**TRY IT**
Exactly as written, retype all of the records that come next.

Segment Start: SUPPLIED RECORDS

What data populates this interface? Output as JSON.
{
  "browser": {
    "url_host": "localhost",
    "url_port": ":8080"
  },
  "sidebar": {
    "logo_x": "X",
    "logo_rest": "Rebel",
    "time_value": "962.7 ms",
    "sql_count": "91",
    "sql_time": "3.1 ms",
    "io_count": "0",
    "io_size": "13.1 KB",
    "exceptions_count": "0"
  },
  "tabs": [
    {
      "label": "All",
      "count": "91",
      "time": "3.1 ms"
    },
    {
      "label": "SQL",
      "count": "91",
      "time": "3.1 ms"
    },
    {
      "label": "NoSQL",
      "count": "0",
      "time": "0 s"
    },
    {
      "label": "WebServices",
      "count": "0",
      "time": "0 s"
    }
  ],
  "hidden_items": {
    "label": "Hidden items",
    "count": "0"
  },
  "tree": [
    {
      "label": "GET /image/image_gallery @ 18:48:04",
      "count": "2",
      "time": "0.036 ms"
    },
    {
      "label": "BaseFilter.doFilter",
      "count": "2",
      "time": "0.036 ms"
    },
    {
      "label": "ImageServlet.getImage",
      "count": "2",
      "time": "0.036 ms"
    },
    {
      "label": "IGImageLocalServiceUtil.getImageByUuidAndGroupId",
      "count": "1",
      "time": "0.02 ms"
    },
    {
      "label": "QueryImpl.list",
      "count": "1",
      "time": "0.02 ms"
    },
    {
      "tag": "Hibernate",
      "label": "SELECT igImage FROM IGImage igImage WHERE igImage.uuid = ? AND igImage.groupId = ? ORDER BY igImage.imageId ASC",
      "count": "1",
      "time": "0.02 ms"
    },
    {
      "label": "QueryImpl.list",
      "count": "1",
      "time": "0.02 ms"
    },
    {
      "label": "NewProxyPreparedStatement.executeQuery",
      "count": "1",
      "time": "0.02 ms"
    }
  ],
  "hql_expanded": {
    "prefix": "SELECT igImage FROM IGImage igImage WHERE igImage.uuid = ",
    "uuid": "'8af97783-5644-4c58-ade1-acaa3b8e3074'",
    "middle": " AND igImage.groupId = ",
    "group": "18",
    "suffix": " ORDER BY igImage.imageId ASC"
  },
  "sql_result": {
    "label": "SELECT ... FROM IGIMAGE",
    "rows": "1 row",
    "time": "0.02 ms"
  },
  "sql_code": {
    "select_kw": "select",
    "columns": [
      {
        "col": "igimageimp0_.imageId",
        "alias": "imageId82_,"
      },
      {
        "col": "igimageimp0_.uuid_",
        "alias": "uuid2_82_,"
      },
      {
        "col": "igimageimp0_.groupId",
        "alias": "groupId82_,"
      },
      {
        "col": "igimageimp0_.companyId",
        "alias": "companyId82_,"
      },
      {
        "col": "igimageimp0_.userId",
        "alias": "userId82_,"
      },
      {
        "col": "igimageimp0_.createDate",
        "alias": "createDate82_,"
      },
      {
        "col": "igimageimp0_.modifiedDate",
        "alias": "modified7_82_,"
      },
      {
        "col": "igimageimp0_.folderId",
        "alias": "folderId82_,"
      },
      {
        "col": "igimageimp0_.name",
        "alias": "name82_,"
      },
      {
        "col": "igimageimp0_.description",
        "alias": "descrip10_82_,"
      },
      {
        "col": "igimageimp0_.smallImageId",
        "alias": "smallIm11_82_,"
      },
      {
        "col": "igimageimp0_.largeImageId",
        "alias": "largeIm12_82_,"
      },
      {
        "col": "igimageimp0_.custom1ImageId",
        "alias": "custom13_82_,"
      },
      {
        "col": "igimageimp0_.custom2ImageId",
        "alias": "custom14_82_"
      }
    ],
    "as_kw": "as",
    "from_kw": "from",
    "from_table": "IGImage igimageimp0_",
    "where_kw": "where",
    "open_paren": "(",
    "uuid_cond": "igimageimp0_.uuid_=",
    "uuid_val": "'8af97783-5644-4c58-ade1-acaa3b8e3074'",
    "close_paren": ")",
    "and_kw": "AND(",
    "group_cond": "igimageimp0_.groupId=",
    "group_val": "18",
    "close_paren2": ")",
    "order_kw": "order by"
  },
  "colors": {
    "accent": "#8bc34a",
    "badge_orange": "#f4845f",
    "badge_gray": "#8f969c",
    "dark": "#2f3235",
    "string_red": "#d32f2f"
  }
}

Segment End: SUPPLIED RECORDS

**EXERCISE OUTPUT**
What data populates this interface? Output as JSON.
{
  "browser": {
    "url_host": "localhost",
    "url_port": ":8080"
  },
  "sidebar": {
    "logo_x": "X",
    "logo_rest": "Rebel",
    "time_value": "962.7 ms",
    "sql_count": "91",
    "sql_time": "3.1 ms",
    "io_count": "0",
    "io_size": "13.1 KB",
    "exceptions_count": "0"
  },
  "tabs": [
    {
      "label": "All",
      "count": "91",
      "time": "3.1 ms"
    },
    {
      "label": "SQL",
      "count": "91",
      "time": "3.1 ms"
    },
    {
      "label": "NoSQL",
      "count": "0",
      "time": "0 s"
    },
    {
      "label": "WebServices",
      "count": "0",
      "time": "0 s"
    }
  ],
  "hidden_items": {
    "label": "Hidden items",
    "count": "0"
  },
  "tree": [
    {
      "label": "GET /image/image_gallery @ 18:48:04",
      "count": "2",
      "time": "0.036 ms"
    },
    {
      "label": "BaseFilter.doFilter",
      "count": "2",
      "time": "0.036 ms"
    },
    {
      "label": "ImageServlet.getImage",
      "count": "2",
      "time": "0.036 ms"
    },
    {
      "label": "IGImageLocalServiceUtil.getImageByUuidAndGroupId",
      "count": "1",
      "time": "0.02 ms"
    },
    {
      "label": "QueryImpl.list",
      "count": "1",
      "time": "0.02 ms"
    },
    {
      "tag": "Hibernate",
      "label": "SELECT igImage FROM IGImage igImage WHERE igImage.uuid = ? AND igImage.groupId = ? ORDER BY igImage.imageId ASC",
      "count": "1",
      "time": "0.02 ms"
    },
    {
      "label": "QueryImpl.list",
      "count": "1",
      "time": "0.02 ms"
    },
    {
      "label": "NewProxyPreparedStatement.executeQuery",
      "count": "1",
      "time": "0.02 ms"
    }
  ],
  "hql_expanded": {
    "prefix": "SELECT igImage FROM IGImage igImage WHERE igImage.uuid = ",
    "uuid": "'8af97783-5644-4c58-ade1-acaa3b8e3074'",
    "middle": " AND igImage.groupId = ",
    "group": "18",
    "suffix": " ORDER BY igImage.imageId ASC"
  },
  "sql_result": {
    "label": "SELECT ... FROM IGIMAGE",
    "rows": "1 row",
    "time": "0.02 ms"
  },
  "sql_code": {
    "select_kw": "select",
    "columns": [
      {
        "col": "igimageimp0_.imageId",
        "alias": "imageId82_,"
      },
      {
        "col": "igimageimp0_.uuid_",
        "alias": "uuid2_82_,"
      },
      {
        "col": "igimageimp0_.groupId",
        "alias": "groupId82_,"
      },
      {
        "col": "igimageimp0_.companyId",
        "alias": "companyId82_,"
      },
      {
        "col": "igimageimp0_.userId",
        "alias": "userId82_,"
      },
      {
        "col": "igimageimp0_.createDate",
        "alias": "createDate82_,"
      },
      {
        "col": "igimageimp0_.modifiedDate",
        "alias": "modified7_82_,"
      },
      {
        "col": "igimageimp0_.folderId",
        "alias": "folderId82_,"
      },
      {
        "col": "igimageimp0_.name",
        "alias": "name82_,"
      },
      {
        "col": "igimageimp0_.description",
        "alias": "descrip10_82_,"
      },
      {
        "col": "igimageimp0_.smallImageId",
        "alias": "smallIm11_82_,"
      },
      {
        "col": "igimageimp0_.largeImageId",
        "alias": "largeIm12_82_,"
      },
      {
        "col": "igimageimp0_.custom1ImageId",
        "alias": "custom13_82_,"
      },
      {
        "col": "igimageimp0_.custom2ImageId",
        "alias": "custom14_82_"
      }
    ],
    "as_kw": "as",
    "from_kw": "from",
    "from_table": "IGImage igimageimp0_",
    "where_kw": "where",
    "open_paren": "(",
    "uuid_cond": "igimageimp0_.uuid_=",
    "uuid_val": "'8af97783-5644-4c58-ade1-acaa3b8e3074'",
    "close_paren": ")",
    "and_kw": "AND(",
    "group_cond": "igimageimp0_.groupId=",
    "group_val": "18",
    "close_paren2": ")",
    "order_kw": "order by"
  },
  "colors": {
    "accent": "#8bc34a",
    "badge_orange": "#f4845f",
    "badge_gray": "#8f969c",
    "dark": "#2f3235",
    "string_red": "#d32f2f"
  }
}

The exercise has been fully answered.